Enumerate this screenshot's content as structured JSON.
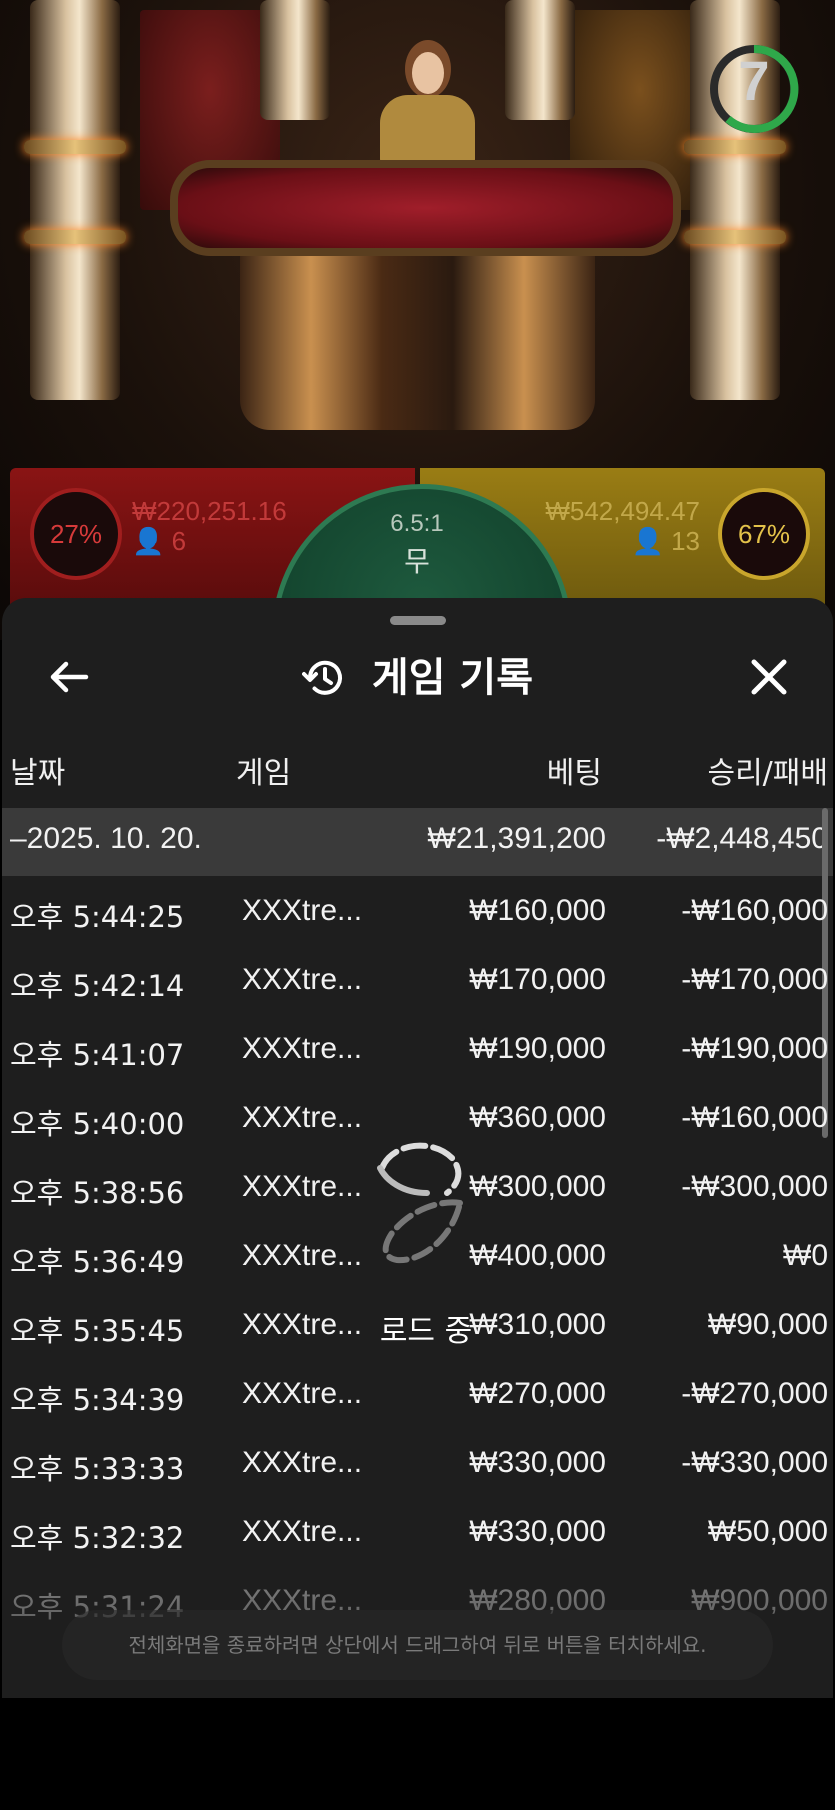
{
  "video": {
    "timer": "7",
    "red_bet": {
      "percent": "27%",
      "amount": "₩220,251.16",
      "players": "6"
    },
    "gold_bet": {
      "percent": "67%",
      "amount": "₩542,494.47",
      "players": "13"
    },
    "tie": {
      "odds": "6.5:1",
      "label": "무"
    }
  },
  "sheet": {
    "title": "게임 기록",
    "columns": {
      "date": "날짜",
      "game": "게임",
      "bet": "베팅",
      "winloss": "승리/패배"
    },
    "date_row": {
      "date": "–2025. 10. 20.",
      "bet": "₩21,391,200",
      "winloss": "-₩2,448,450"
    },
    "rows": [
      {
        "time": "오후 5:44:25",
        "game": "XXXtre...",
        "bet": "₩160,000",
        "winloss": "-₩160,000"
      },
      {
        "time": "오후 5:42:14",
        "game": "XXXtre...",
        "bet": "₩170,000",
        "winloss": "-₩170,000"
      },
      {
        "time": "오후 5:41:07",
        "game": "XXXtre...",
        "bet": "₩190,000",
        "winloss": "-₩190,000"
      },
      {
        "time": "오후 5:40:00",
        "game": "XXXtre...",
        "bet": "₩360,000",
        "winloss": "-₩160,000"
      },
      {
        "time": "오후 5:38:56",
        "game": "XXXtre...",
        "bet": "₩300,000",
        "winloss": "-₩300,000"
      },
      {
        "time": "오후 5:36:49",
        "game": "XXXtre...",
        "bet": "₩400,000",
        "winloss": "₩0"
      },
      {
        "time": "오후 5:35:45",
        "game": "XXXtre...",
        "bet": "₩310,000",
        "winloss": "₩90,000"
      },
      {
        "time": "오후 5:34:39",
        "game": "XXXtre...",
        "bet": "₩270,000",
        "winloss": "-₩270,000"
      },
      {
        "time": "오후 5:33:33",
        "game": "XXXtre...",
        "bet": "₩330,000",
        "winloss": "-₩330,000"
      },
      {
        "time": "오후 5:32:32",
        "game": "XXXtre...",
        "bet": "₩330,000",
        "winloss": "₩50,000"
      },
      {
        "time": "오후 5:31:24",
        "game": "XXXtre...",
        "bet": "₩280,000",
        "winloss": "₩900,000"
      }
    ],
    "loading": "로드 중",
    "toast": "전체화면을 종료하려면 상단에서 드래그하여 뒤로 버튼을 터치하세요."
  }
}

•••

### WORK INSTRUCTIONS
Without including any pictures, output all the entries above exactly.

### SOLUTION
Enumerate this screenshot's content as structured JSON.
{
  "video": {
    "timer": "7",
    "red_bet": {
      "percent": "27%",
      "amount": "₩220,251.16",
      "players": "6"
    },
    "gold_bet": {
      "percent": "67%",
      "amount": "₩542,494.47",
      "players": "13"
    },
    "tie": {
      "odds": "6.5:1",
      "label": "무"
    }
  },
  "sheet": {
    "title": "게임 기록",
    "columns": {
      "date": "날짜",
      "game": "게임",
      "bet": "베팅",
      "winloss": "승리/패배"
    },
    "date_row": {
      "date": "–2025. 10. 20.",
      "bet": "₩21,391,200",
      "winloss": "-₩2,448,450"
    },
    "rows": [
      {
        "time": "오후 5:44:25",
        "game": "XXXtre...",
        "bet": "₩160,000",
        "winloss": "-₩160,000"
      },
      {
        "time": "오후 5:42:14",
        "game": "XXXtre...",
        "bet": "₩170,000",
        "winloss": "-₩170,000"
      },
      {
        "time": "오후 5:41:07",
        "game": "XXXtre...",
        "bet": "₩190,000",
        "winloss": "-₩190,000"
      },
      {
        "time": "오후 5:40:00",
        "game": "XXXtre...",
        "bet": "₩360,000",
        "winloss": "-₩160,000"
      },
      {
        "time": "오후 5:38:56",
        "game": "XXXtre...",
        "bet": "₩300,000",
        "winloss": "-₩300,000"
      },
      {
        "time": "오후 5:36:49",
        "game": "XXXtre...",
        "bet": "₩400,000",
        "winloss": "₩0"
      },
      {
        "time": "오후 5:35:45",
        "game": "XXXtre...",
        "bet": "₩310,000",
        "winloss": "₩90,000"
      },
      {
        "time": "오후 5:34:39",
        "game": "XXXtre...",
        "bet": "₩270,000",
        "winloss": "-₩270,000"
      },
      {
        "time": "오후 5:33:33",
        "game": "XXXtre...",
        "bet": "₩330,000",
        "winloss": "-₩330,000"
      },
      {
        "time": "오후 5:32:32",
        "game": "XXXtre...",
        "bet": "₩330,000",
        "winloss": "₩50,000"
      },
      {
        "time": "오후 5:31:24",
        "game": "XXXtre...",
        "bet": "₩280,000",
        "winloss": "₩900,000"
      }
    ],
    "loading": "로드 중",
    "toast": "전체화면을 종료하려면 상단에서 드래그하여 뒤로 버튼을 터치하세요."
  }
}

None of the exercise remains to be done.